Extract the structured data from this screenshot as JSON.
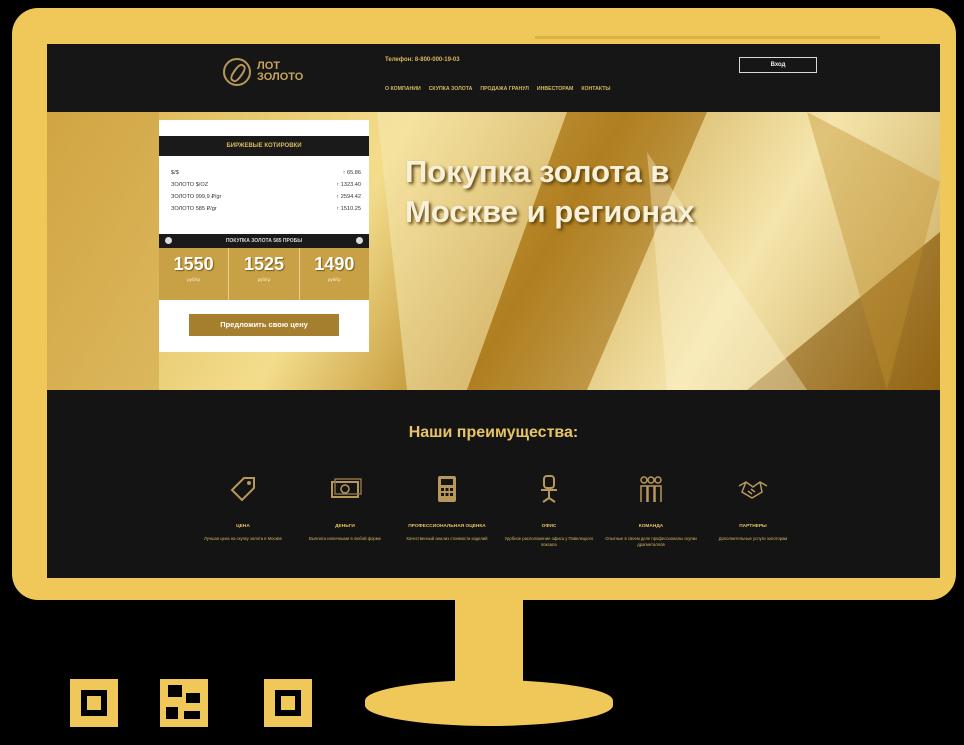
{
  "header": {
    "logo_line1": "ЛОТ",
    "logo_line2": "ЗОЛОТО",
    "phone": "Телефон: 8-800-000-19-03",
    "nav": [
      "О КОМПАНИИ",
      "СКУПКА ЗОЛОТА",
      "ПРОДАЖА ГРАНУЛ",
      "ИНВЕСТОРАМ",
      "КОНТАКТЫ"
    ],
    "login_label": "Вход"
  },
  "quotes": {
    "title": "БИРЖЕВЫЕ КОТИРОВКИ",
    "rows": [
      {
        "name": "$/$",
        "value": "↑ 65.86"
      },
      {
        "name": "ЗОЛОТО $/ОZ",
        "value": "↑ 1323.40"
      },
      {
        "name": "ЗОЛОТО 999,9 ₽/gr",
        "value": "↑ 2594.42"
      },
      {
        "name": "ЗОЛОТО 585 ₽/gr",
        "value": "↑ 1510.25"
      }
    ],
    "subtitle": "ПОКУПКА ЗОЛОТА 585 ПРОБЫ",
    "prices": [
      {
        "value": "1550",
        "unit": "руб/гр"
      },
      {
        "value": "1525",
        "unit": "руб/гр"
      },
      {
        "value": "1490",
        "unit": "руб/гр"
      }
    ],
    "offer_button": "Предложить свою цену"
  },
  "hero": {
    "heading_line1": "Покупка золота в",
    "heading_line2": "Москве и регионах"
  },
  "advantages": {
    "title": "Наши преимущества:",
    "items": [
      {
        "icon": "price-tag-icon",
        "title": "ЦЕНА",
        "desc": "Лучшая цена на скупку золота в Москве"
      },
      {
        "icon": "money-icon",
        "title": "ДЕНЬГИ",
        "desc": "Выплата наличными в любой форме"
      },
      {
        "icon": "calculator-icon",
        "title": "ПРОФЕССИОНАЛЬНАЯ ОЦЕНКА",
        "desc": "Качественный анализ стоимости изделий"
      },
      {
        "icon": "office-chair-icon",
        "title": "ОФИС",
        "desc": "Удобное расположение офиса у Павелецкого вокзала"
      },
      {
        "icon": "team-icon",
        "title": "КОМАНДА",
        "desc": "Опытные в своем деле профессионалы скупки драгметаллов"
      },
      {
        "icon": "handshake-icon",
        "title": "ПАРТНЕРЫ",
        "desc": "Дополнительные услуги золоторам"
      }
    ]
  },
  "colors": {
    "accent": "#e8c463",
    "frame": "#f0c85a",
    "dark": "#141414"
  }
}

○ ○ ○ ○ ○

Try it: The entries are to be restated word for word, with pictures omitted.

Result:
Extract the structured data from this screenshot as JSON.
{
  "header": {
    "logo_line1": "ЛОТ",
    "logo_line2": "ЗОЛОТО",
    "phone": "Телефон: 8-800-000-19-03",
    "nav": [
      "О КОМПАНИИ",
      "СКУПКА ЗОЛОТА",
      "ПРОДАЖА ГРАНУЛ",
      "ИНВЕСТОРАМ",
      "КОНТАКТЫ"
    ],
    "login_label": "Вход"
  },
  "quotes": {
    "title": "БИРЖЕВЫЕ КОТИРОВКИ",
    "rows": [
      {
        "name": "$/$",
        "value": "↑ 65.86"
      },
      {
        "name": "ЗОЛОТО $/ОZ",
        "value": "↑ 1323.40"
      },
      {
        "name": "ЗОЛОТО 999,9 ₽/gr",
        "value": "↑ 2594.42"
      },
      {
        "name": "ЗОЛОТО 585 ₽/gr",
        "value": "↑ 1510.25"
      }
    ],
    "subtitle": "ПОКУПКА ЗОЛОТА 585 ПРОБЫ",
    "prices": [
      {
        "value": "1550",
        "unit": "руб/гр"
      },
      {
        "value": "1525",
        "unit": "руб/гр"
      },
      {
        "value": "1490",
        "unit": "руб/гр"
      }
    ],
    "offer_button": "Предложить свою цену"
  },
  "hero": {
    "heading_line1": "Покупка золота в",
    "heading_line2": "Москве и регионах"
  },
  "advantages": {
    "title": "Наши преимущества:",
    "items": [
      {
        "icon": "price-tag-icon",
        "title": "ЦЕНА",
        "desc": "Лучшая цена на скупку золота в Москве"
      },
      {
        "icon": "money-icon",
        "title": "ДЕНЬГИ",
        "desc": "Выплата наличными в любой форме"
      },
      {
        "icon": "calculator-icon",
        "title": "ПРОФЕССИОНАЛЬНАЯ ОЦЕНКА",
        "desc": "Качественный анализ стоимости изделий"
      },
      {
        "icon": "office-chair-icon",
        "title": "ОФИС",
        "desc": "Удобное расположение офиса у Павелецкого вокзала"
      },
      {
        "icon": "team-icon",
        "title": "КОМАНДА",
        "desc": "Опытные в своем деле профессионалы скупки драгметаллов"
      },
      {
        "icon": "handshake-icon",
        "title": "ПАРТНЕРЫ",
        "desc": "Дополнительные услуги золоторам"
      }
    ]
  },
  "colors": {
    "accent": "#e8c463",
    "frame": "#f0c85a",
    "dark": "#141414"
  }
}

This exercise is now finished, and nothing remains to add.